Web page and app entries:
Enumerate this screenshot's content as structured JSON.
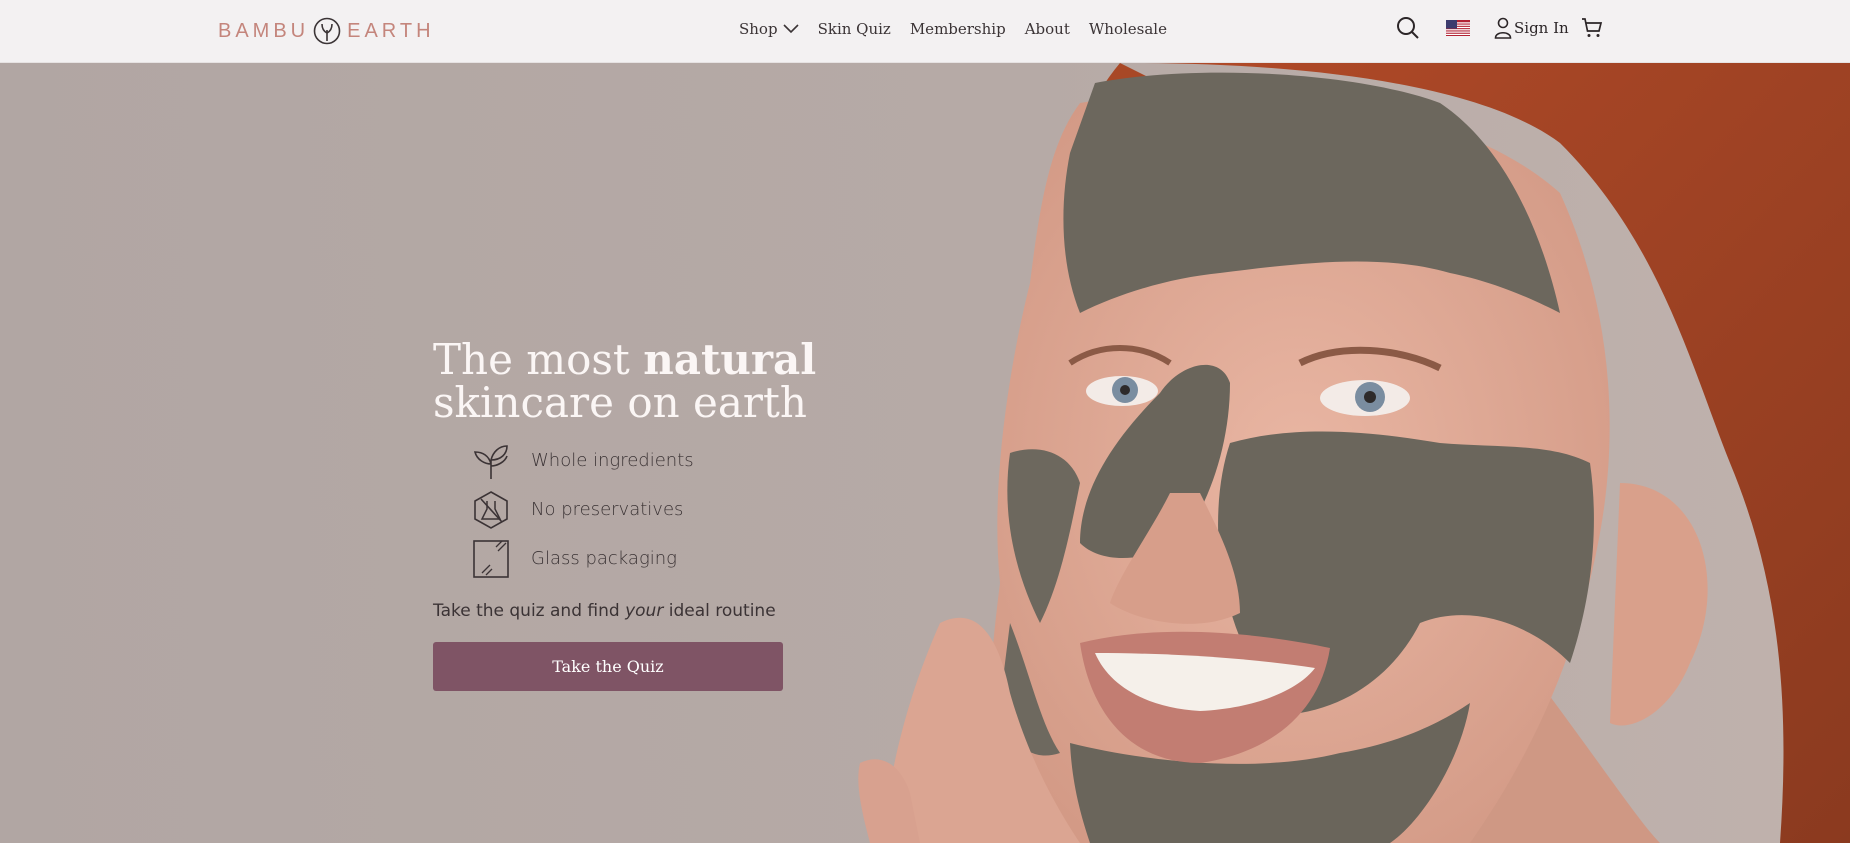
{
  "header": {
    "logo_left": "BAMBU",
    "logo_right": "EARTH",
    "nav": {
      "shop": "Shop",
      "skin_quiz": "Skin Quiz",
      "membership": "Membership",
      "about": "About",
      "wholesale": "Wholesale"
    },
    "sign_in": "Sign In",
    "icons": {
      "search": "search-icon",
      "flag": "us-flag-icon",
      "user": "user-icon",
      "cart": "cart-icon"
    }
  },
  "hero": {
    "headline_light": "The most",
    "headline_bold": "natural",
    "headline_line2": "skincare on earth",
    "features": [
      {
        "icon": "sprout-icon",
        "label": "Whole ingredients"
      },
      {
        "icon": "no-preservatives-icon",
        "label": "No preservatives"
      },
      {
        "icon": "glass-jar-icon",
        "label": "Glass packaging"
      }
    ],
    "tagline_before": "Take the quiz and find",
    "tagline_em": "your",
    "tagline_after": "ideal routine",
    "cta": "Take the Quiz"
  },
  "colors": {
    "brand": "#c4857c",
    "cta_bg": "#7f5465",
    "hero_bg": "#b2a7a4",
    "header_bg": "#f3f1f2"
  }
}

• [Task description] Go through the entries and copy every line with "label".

• [Response to the exercise]
        "label": "Whole ingredients"
        "label": "No preservatives"
        "label": "Glass packaging"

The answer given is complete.